Our Peer Support Programme is based on a belief that as a school we can make a significant contribution to children in need. We offer a further opportunity to enable our pupils to become successful learners, confident individuals, responsible citizens and effective contributors through their involvement with our programme. Trained Peer Supporters work with children to develop the knowledge and understanding skills, capabilities and attributes which they need for mental, emotional, social and physical wellbeing now and in the future.

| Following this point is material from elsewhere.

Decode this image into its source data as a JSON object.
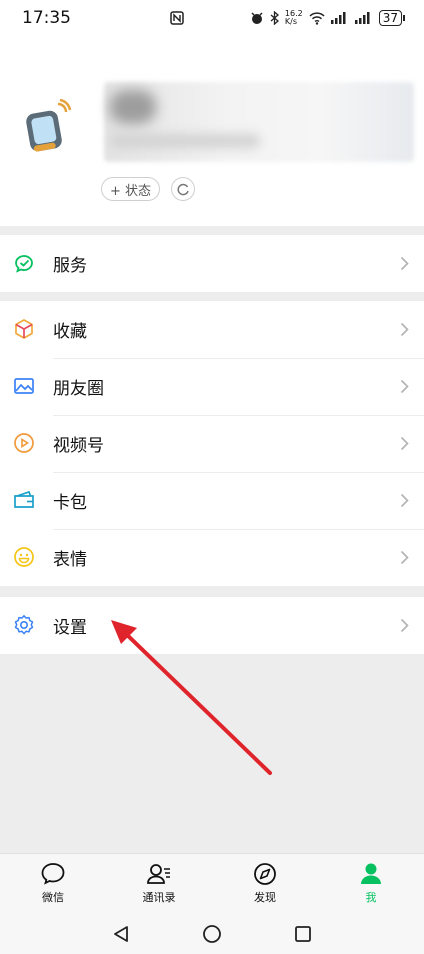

The current Peer Support Programme is organised by the Student Support Manager, Mrs Trevellyn, and consists of training sessions sensitively tailored to ensure topics are covered in a way that the supporters can understand and have been approved as suitable by NSPCC and child protection specialists. The materials have been developed to ensure age appropriateness and are delivered with respect and sensitively for all trainees. Some accompanying materials are also provided to reinforce learning, with these students having access to additional resources through the NSPCC website.

In the school with the scheme well embedded there is an accepted culture of pupils taking responsibility in a variety of ways, the trained pupils have a high profile and command the respect of staff and pupils. It is common for the Heads of Year to refer vulnerable pupils to the peer mentors for support; prefects on duty who identify problems may alert a peer mentor. The peer supporters with their distinctive badges served as an instant recognition purpose. In fact, pupils wear these badges with pride. One of the key features of the support for the peer mentors is the availability of the coordinator; on hand to support individual pupils.